› Canned and jarred goods: As a rule, metal lasts longer than glass, which lasts longer than plastic. As long as there is no outward sign of spoilage (such as bulging or rust), or visible spoilage when you open it (such as cloudiness, moldiness or rotten smells), your canned fruits, vegetables and meats will remain as delicious and palatable as the day you bought them for years. The little button on the top of jarred goods (which will bulge if there has been significant bacterial action inside the jar) is still the best way to tell if the contents are all right to eat. Depending on storage, that could be a year or a decade. Similarly, cans and glass bottles are OK for up to a year.

› Plastic bottled foods last for a few months. (Most plastics are gas permeable.)

› Salad dressings will last for months or over a year in the fridge, especially if they come in bottles with narrow squeeze openings (as opposed to open-mouthed jars).

› Mustard lasts forever.

› Ketchup will start to turn color before the year is out, but will still remain palatable.

› Mayonnaise has an exceptionally long shelf life, contrary to popular opinion, especially when it doesn't contain ingredients like fresh lemon juice or garlic. (High concentrations of fat, salt and acid are all enemies of bacteria and mold.)

› Milk: We've all accidentally poured some clumpy spoiled milk into our cereal bowls. It seems as if milk is perfectly fine, until it's suddenly not. Why does it go bad overnight? The truth is, it doesn't. The moment you open a carton of milk, bacteria start to digest lactose (milk sugars) and produce acidic byproducts.
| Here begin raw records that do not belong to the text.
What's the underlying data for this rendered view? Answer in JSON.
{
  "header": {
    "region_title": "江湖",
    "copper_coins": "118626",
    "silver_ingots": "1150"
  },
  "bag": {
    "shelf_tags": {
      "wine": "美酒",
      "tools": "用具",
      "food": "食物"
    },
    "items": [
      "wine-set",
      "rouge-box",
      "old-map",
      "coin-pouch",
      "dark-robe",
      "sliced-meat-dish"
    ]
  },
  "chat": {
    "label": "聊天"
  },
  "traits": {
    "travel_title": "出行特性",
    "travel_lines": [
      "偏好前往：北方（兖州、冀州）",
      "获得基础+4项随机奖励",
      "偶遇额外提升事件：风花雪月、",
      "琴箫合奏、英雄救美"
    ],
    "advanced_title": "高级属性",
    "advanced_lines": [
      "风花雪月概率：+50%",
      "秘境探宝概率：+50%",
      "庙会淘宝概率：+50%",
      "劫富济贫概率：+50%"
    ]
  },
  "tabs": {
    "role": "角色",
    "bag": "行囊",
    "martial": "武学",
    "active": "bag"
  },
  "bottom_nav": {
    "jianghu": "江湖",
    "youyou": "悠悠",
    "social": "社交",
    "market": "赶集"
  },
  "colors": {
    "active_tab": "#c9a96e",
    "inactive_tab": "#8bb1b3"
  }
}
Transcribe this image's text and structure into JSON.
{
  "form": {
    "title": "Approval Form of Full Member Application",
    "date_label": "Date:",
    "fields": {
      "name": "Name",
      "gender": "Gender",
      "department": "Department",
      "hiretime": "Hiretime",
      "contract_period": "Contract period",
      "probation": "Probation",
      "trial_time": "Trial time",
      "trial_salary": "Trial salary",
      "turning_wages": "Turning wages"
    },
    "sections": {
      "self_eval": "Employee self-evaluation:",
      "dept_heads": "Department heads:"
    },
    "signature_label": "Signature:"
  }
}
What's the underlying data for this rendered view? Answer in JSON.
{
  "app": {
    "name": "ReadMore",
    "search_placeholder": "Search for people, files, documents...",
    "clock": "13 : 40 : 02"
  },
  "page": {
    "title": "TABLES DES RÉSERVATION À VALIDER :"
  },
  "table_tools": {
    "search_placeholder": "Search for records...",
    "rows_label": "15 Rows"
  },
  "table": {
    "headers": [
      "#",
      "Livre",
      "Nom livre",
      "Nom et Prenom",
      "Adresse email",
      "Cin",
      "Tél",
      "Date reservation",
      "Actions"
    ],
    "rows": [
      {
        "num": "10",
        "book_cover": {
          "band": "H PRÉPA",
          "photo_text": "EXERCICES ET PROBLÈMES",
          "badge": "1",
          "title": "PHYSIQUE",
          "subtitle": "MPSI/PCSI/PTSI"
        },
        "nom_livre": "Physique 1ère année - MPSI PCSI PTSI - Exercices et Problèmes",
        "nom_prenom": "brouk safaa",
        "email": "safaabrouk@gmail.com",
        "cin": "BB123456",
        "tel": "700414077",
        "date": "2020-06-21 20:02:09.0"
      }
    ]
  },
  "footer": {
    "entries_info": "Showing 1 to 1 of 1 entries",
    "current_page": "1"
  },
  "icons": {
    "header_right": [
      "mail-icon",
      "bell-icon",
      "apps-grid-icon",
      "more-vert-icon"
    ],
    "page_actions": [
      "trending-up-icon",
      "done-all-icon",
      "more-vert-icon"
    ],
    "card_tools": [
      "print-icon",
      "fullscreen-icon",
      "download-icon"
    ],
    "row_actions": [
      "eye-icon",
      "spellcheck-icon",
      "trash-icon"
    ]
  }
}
Once its pH hits 4.6, that's when casein (milk protein) clumps.

Want longer-lasting milk? Look for "ultrahigh temperature," or UHT, on the label.

As usual, your words are worthy and your recipes are tasty. Thanks for coming to the conversation.


-- New recipes for lamb

-- Special-occasion spring vegetables

-- Light desserts

-- Breads

-- Uses for gochujang paste


Fare Exchange is a longtime meeting place for people who love to cook and love to eat. We welcome both your recipes and your requests. Be sure to include precise instructions for every recipe you send, and know we cannot test the recipes printed here.

Mailing address: Jane Henegar, 913 Mount Olive Road, Lookout Mountain, GA 30750